Tag Archives: immigrant

Of (Metaphorical) Mice and Men

I’m really growing sick of reading online articles now. First I gave up on the Daily Mail, a tabloid which uses sensationalist headlines and gross exaggerations of Britain’s immigration problem to attract readers. Next I’m almost ready to give up on Yahoo. I still read The Guardian, as it is not as sensationalist, but sometimes its articles are a little too forced, a little too left-wing for me to bother with (also, its commentisfree contributors can sometimes be down right annoying and self-righteous). Yet I suppose you could call my disgust somewhat misdirected, as it is really the comments section on the Daily Mail and Yahoo which boil my blood.

Reading the blatant racism, you’d often think we were stuck in the early 20th century. Or right back in the days when Europeans discovered other continents and their people.

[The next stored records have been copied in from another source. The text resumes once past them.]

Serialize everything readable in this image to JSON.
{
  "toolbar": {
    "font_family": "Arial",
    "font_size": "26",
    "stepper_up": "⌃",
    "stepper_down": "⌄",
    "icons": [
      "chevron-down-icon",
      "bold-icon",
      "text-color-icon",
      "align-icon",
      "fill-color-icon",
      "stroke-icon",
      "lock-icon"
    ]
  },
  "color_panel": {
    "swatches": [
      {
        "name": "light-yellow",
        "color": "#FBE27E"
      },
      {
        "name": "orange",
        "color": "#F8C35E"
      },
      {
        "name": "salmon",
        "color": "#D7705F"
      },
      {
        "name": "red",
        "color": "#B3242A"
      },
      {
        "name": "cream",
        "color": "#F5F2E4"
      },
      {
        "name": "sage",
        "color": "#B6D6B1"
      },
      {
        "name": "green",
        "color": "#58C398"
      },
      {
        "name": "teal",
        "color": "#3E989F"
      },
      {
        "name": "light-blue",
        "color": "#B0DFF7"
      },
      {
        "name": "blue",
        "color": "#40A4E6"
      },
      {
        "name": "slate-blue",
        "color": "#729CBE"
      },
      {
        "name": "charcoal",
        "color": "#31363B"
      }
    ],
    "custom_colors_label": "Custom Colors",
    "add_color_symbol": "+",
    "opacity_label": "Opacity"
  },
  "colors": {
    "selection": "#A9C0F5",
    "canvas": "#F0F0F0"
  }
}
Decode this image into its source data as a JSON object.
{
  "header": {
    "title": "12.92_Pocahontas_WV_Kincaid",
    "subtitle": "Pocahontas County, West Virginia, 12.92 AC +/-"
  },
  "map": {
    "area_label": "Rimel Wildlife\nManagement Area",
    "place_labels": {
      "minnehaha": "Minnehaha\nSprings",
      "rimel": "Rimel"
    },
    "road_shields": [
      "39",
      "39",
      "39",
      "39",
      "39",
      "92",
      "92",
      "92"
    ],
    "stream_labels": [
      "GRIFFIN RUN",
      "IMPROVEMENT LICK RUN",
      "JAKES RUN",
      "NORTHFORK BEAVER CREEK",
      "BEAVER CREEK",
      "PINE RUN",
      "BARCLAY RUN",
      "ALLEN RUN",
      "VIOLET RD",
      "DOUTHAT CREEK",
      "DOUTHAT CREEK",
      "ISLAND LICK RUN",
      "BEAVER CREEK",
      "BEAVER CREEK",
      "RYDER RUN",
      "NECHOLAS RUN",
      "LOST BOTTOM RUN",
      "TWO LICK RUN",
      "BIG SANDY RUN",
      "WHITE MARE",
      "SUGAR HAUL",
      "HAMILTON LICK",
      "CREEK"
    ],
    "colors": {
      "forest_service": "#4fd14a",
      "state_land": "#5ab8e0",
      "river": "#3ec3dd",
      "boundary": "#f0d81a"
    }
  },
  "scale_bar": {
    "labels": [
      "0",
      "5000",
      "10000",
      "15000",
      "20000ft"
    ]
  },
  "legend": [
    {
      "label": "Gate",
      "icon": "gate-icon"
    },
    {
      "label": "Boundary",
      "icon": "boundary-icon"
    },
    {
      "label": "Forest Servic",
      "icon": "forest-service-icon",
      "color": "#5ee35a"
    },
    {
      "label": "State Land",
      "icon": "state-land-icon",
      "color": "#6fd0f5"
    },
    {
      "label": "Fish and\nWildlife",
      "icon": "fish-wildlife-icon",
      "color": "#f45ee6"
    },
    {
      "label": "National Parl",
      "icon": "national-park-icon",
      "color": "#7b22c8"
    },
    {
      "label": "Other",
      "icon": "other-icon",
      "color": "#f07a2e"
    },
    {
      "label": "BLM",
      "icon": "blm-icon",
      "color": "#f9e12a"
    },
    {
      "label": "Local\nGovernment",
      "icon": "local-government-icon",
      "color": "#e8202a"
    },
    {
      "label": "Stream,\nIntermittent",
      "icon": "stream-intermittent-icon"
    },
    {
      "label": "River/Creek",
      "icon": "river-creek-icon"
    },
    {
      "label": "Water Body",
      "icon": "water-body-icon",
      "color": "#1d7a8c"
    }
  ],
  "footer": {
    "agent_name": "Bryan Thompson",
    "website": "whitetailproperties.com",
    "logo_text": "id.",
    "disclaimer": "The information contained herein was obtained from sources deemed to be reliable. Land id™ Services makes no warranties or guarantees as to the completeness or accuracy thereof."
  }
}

Granted, and thankfully, not all commenters act in such a way, but if an article refers to a minority than the topic always rears its ugly head. Last month, I wrote a post on the freedom of speech. I disagree with the content of many comments sections, but I recognise that it is a person’s right to make them. I also don’t like to indiscriminately throw the word racist around. So what angers me is the cowardice. The sheer cowardice. I don’t understand why people would make such comments on the anonymity of the internet, and then go back out into the world and say nothing. I may sit here blogging about various things, but I express the same views in real life. Online, they complain that they cannot spout their views because the government will throw them in jail, accuse them of racism, etc. But so what? The “immigrants” they refer to fought for their right to live in Britain, even at threat of physical harm. Even the publicly-despised and radical Muslim clerics continue to shout their views despite widespread hatred and in-between getting arrested. So what are those who wish to “defend” Britain waiting for?

*Sigh* I don’t like to get involved in this whole issue. But I was tired after a long school day and a few posts on The Student Room website got me seeing red, and I responded rather critically to a thread. In hindsight, I know I should not have said some of things I did and I do regret that I said them. However, the issue of racism is one that needs to be addressed. In the West it’s handled the exact same way in which gay rights is: with a ten-foot pole. Some members of the White British community are panicked by British immigration, especially when they see places like Bradford, Luton or Peckham. Some members of minority groups, particularly Asians and Blacks, walk around with a chip on their shoulder and blame all their problems in life on racism, and love to play that card. But the answer to this isn’t to put up walls, try to kick each other out of the country, or to shout each other down. That solution has never worked. Once again, the only way through this is sitting all the groups down and undertaking the arduous process of changing minds. People like to say it doesn’t work, but the truth is humanity would be nowhere if minds didn’t change. And we’d still be back in the stone ages if those minds didn’t change together.